**ASSIGNMENT:** All of the entries below are to be copied without any alteration.

[Items from an interface collection]
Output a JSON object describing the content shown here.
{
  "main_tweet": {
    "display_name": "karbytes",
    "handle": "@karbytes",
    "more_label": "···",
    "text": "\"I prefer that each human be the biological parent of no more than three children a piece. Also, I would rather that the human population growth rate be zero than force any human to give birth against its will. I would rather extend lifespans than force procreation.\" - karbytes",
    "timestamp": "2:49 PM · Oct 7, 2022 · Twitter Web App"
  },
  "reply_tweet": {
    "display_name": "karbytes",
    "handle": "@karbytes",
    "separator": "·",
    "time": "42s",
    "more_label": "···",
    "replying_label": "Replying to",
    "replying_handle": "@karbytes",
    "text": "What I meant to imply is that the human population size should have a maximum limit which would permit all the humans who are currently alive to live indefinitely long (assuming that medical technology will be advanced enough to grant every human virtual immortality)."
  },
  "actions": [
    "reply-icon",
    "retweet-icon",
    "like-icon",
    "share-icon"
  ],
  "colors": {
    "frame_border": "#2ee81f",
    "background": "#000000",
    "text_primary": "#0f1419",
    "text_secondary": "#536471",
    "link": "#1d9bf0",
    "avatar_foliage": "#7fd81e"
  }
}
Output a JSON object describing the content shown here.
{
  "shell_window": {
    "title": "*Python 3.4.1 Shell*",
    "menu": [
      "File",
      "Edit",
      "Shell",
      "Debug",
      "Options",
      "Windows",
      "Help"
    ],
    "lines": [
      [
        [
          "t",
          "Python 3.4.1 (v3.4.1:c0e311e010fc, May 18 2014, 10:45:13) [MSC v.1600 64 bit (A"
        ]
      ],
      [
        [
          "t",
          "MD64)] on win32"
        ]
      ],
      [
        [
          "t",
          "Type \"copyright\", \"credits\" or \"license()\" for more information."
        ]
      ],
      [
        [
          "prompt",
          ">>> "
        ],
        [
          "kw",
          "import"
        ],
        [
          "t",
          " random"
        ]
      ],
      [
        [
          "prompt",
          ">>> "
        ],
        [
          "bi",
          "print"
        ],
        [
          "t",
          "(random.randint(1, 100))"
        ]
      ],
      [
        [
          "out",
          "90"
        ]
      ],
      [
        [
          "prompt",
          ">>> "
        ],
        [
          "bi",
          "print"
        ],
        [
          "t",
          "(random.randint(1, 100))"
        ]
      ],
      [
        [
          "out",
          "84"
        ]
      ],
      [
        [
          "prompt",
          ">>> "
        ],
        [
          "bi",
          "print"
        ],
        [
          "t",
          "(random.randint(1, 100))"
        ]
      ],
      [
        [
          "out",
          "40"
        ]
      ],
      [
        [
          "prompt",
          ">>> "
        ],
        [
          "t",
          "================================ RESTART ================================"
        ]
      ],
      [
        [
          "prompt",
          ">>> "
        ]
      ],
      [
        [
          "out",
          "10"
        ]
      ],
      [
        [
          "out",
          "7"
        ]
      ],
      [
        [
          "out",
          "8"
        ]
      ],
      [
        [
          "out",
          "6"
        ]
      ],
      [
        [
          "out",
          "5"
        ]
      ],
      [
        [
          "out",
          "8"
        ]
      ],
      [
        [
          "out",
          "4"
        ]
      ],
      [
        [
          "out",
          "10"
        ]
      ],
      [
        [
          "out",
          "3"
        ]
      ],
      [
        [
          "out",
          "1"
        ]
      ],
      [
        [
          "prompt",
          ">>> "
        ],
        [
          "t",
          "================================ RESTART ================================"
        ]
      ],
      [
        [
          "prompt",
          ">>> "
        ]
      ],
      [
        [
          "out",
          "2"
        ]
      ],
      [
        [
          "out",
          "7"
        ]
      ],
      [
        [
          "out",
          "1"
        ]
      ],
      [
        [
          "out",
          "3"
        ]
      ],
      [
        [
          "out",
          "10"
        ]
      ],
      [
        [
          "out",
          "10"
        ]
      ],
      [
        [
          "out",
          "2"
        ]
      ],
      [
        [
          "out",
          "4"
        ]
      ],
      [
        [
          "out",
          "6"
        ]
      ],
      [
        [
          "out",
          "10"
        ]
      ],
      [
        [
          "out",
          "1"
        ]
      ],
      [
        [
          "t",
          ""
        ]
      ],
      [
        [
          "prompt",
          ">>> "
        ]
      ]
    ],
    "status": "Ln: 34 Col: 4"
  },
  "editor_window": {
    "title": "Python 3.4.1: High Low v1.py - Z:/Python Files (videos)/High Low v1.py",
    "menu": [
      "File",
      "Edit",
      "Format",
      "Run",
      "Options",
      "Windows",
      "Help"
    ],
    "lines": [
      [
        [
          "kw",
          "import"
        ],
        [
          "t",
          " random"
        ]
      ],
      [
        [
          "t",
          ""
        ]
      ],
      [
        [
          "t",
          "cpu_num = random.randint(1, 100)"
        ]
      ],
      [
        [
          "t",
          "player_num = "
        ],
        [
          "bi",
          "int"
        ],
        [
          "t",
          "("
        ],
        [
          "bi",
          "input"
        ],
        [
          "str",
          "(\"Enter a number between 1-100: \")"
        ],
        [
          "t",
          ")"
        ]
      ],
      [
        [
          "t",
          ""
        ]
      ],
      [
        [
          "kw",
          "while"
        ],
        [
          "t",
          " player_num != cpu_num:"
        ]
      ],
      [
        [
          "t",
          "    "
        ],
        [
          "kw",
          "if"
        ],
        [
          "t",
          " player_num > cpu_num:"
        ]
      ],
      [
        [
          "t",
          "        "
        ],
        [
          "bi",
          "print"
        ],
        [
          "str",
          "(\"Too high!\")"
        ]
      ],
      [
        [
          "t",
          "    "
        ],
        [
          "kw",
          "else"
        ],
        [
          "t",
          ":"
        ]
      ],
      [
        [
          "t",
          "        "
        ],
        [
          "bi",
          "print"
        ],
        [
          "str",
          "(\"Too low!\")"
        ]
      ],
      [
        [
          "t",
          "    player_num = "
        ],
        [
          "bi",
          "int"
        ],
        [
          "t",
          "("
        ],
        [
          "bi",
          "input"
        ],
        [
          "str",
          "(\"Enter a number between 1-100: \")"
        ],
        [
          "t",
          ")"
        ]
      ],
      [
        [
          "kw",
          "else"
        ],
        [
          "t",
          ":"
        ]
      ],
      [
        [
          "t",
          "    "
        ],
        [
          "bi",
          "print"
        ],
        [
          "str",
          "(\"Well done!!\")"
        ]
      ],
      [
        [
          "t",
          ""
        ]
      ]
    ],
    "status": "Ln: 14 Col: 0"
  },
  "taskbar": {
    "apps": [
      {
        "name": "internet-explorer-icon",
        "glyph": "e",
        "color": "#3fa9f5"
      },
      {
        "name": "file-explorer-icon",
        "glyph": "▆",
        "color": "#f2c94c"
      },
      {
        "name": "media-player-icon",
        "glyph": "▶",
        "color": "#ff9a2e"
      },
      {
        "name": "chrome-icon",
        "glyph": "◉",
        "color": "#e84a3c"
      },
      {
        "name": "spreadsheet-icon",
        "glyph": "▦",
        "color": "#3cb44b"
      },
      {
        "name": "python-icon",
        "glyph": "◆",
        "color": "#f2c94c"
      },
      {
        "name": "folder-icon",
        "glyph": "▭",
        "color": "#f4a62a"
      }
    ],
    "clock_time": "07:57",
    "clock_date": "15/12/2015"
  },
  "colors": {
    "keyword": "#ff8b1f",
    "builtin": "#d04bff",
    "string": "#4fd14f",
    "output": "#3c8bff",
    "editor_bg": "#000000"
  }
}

**PROBLEM SOLUTION:**
Output a JSON object describing the content shown here.
{
  "main_tweet": {
    "display_name": "karbytes",
    "handle": "@karbytes",
    "more_label": "···",
    "text": "\"I prefer that each human be the biological parent of no more than three children a piece. Also, I would rather that the human population growth rate be zero than force any human to give birth against its will. I would rather extend lifespans than force procreation.\" - karbytes",
    "timestamp": "2:49 PM · Oct 7, 2022 · Twitter Web App"
  },
  "reply_tweet": {
    "display_name": "karbytes",
    "handle": "@karbytes",
    "separator": "·",
    "time": "42s",
    "more_label": "···",
    "replying_label": "Replying to",
    "replying_handle": "@karbytes",
    "text": "What I meant to imply is that the human population size should have a maximum limit which would permit all the humans who are currently alive to live indefinitely long (assuming that medical technology will be advanced enough to grant every human virtual immortality)."
  },
  "actions": [
    "reply-icon",
    "retweet-icon",
    "like-icon",
    "share-icon"
  ],
  "colors": {
    "frame_border": "#2ee81f",
    "background": "#000000",
    "text_primary": "#0f1419",
    "text_secondary": "#536471",
    "link": "#1d9bf0",
    "avatar_foliage": "#7fd81e"
  }
}
Output a JSON object describing the content shown here.
{
  "shell_window": {
    "title": "*Python 3.4.1 Shell*",
    "menu": [
      "File",
      "Edit",
      "Shell",
      "Debug",
      "Options",
      "Windows",
      "Help"
    ],
    "lines": [
      [
        [
          "t",
          "Python 3.4.1 (v3.4.1:c0e311e010fc, May 18 2014, 10:45:13) [MSC v.1600 64 bit (A"
        ]
      ],
      [
        [
          "t",
          "MD64)] on win32"
        ]
      ],
      [
        [
          "t",
          "Type \"copyright\", \"credits\" or \"license()\" for more information."
        ]
      ],
      [
        [
          "prompt",
          ">>> "
        ],
        [
          "kw",
          "import"
        ],
        [
          "t",
          " random"
        ]
      ],
      [
        [
          "prompt",
          ">>> "
        ],
        [
          "bi",
          "print"
        ],
        [
          "t",
          "(random.randint(1, 100))"
        ]
      ],
      [
        [
          "out",
          "90"
        ]
      ],
      [
        [
          "prompt",
          ">>> "
        ],
        [
          "bi",
          "print"
        ],
        [
          "t",
          "(random.randint(1, 100))"
        ]
      ],
      [
        [
          "out",
          "84"
        ]
      ],
      [
        [
          "prompt",
          ">>> "
        ],
        [
          "bi",
          "print"
        ],
        [
          "t",
          "(random.randint(1, 100))"
        ]
      ],
      [
        [
          "out",
          "40"
        ]
      ],
      [
        [
          "prompt",
          ">>> "
        ],
        [
          "t",
          "================================ RESTART ================================"
        ]
      ],
      [
        [
          "prompt",
          ">>> "
        ]
      ],
      [
        [
          "out",
          "10"
        ]
      ],
      [
        [
          "out",
          "7"
        ]
      ],
      [
        [
          "out",
          "8"
        ]
      ],
      [
        [
          "out",
          "6"
        ]
      ],
      [
        [
          "out",
          "5"
        ]
      ],
      [
        [
          "out",
          "8"
        ]
      ],
      [
        [
          "out",
          "4"
        ]
      ],
      [
        [
          "out",
          "10"
        ]
      ],
      [
        [
          "out",
          "3"
        ]
      ],
      [
        [
          "out",
          "1"
        ]
      ],
      [
        [
          "prompt",
          ">>> "
        ],
        [
          "t",
          "================================ RESTART ================================"
        ]
      ],
      [
        [
          "prompt",
          ">>> "
        ]
      ],
      [
        [
          "out",
          "2"
        ]
      ],
      [
        [
          "out",
          "7"
        ]
      ],
      [
        [
          "out",
          "1"
        ]
      ],
      [
        [
          "out",
          "3"
        ]
      ],
      [
        [
          "out",
          "10"
        ]
      ],
      [
        [
          "out",
          "10"
        ]
      ],
      [
        [
          "out",
          "2"
        ]
      ],
      [
        [
          "out",
          "4"
        ]
      ],
      [
        [
          "out",
          "6"
        ]
      ],
      [
        [
          "out",
          "10"
        ]
      ],
      [
        [
          "out",
          "1"
        ]
      ],
      [
        [
          "t",
          ""
        ]
      ],
      [
        [
          "prompt",
          ">>> "
        ]
      ]
    ],
    "status": "Ln: 34 Col: 4"
  },
  "editor_window": {
    "title": "Python 3.4.1: High Low v1.py - Z:/Python Files (videos)/High Low v1.py",
    "menu": [
      "File",
      "Edit",
      "Format",
      "Run",
      "Options",
      "Windows",
      "Help"
    ],
    "lines": [
      [
        [
          "kw",
          "import"
        ],
        [
          "t",
          " random"
        ]
      ],
      [
        [
          "t",
          ""
        ]
      ],
      [
        [
          "t",
          "cpu_num = random.randint(1, 100)"
        ]
      ],
      [
        [
          "t",
          "player_num = "
        ],
        [
          "bi",
          "int"
        ],
        [
          "t",
          "("
        ],
        [
          "bi",
          "input"
        ],
        [
          "str",
          "(\"Enter a number between 1-100: \")"
        ],
        [
          "t",
          ")"
        ]
      ],
      [
        [
          "t",
          ""
        ]
      ],
      [
        [
          "kw",
          "while"
        ],
        [
          "t",
          " player_num != cpu_num:"
        ]
      ],
      [
        [
          "t",
          "    "
        ],
        [
          "kw",
          "if"
        ],
        [
          "t",
          " player_num > cpu_num:"
        ]
      ],
      [
        [
          "t",
          "        "
        ],
        [
          "bi",
          "print"
        ],
        [
          "str",
          "(\"Too high!\")"
        ]
      ],
      [
        [
          "t",
          "    "
        ],
        [
          "kw",
          "else"
        ],
        [
          "t",
          ":"
        ]
      ],
      [
        [
          "t",
          "        "
        ],
        [
          "bi",
          "print"
        ],
        [
          "str",
          "(\"Too low!\")"
        ]
      ],
      [
        [
          "t",
          "    player_num = "
        ],
        [
          "bi",
          "int"
        ],
        [
          "t",
          "("
        ],
        [
          "bi",
          "input"
        ],
        [
          "str",
          "(\"Enter a number between 1-100: \")"
        ],
        [
          "t",
          ")"
        ]
      ],
      [
        [
          "kw",
          "else"
        ],
        [
          "t",
          ":"
        ]
      ],
      [
        [
          "t",
          "    "
        ],
        [
          "bi",
          "print"
        ],
        [
          "str",
          "(\"Well done!!\")"
        ]
      ],
      [
        [
          "t",
          ""
        ]
      ]
    ],
    "status": "Ln: 14 Col: 0"
  },
  "taskbar": {
    "apps": [
      {
        "name": "internet-explorer-icon",
        "glyph": "e",
        "color": "#3fa9f5"
      },
      {
        "name": "file-explorer-icon",
        "glyph": "▆",
        "color": "#f2c94c"
      },
      {
        "name": "media-player-icon",
        "glyph": "▶",
        "color": "#ff9a2e"
      },
      {
        "name": "chrome-icon",
        "glyph": "◉",
        "color": "#e84a3c"
      },
      {
        "name": "spreadsheet-icon",
        "glyph": "▦",
        "color": "#3cb44b"
      },
      {
        "name": "python-icon",
        "glyph": "◆",
        "color": "#f2c94c"
      },
      {
        "name": "folder-icon",
        "glyph": "▭",
        "color": "#f4a62a"
      }
    ],
    "clock_time": "07:57",
    "clock_date": "15/12/2015"
  },
  "colors": {
    "keyword": "#ff8b1f",
    "builtin": "#d04bff",
    "string": "#4fd14f",
    "output": "#3c8bff",
    "editor_bg": "#000000"
  }
}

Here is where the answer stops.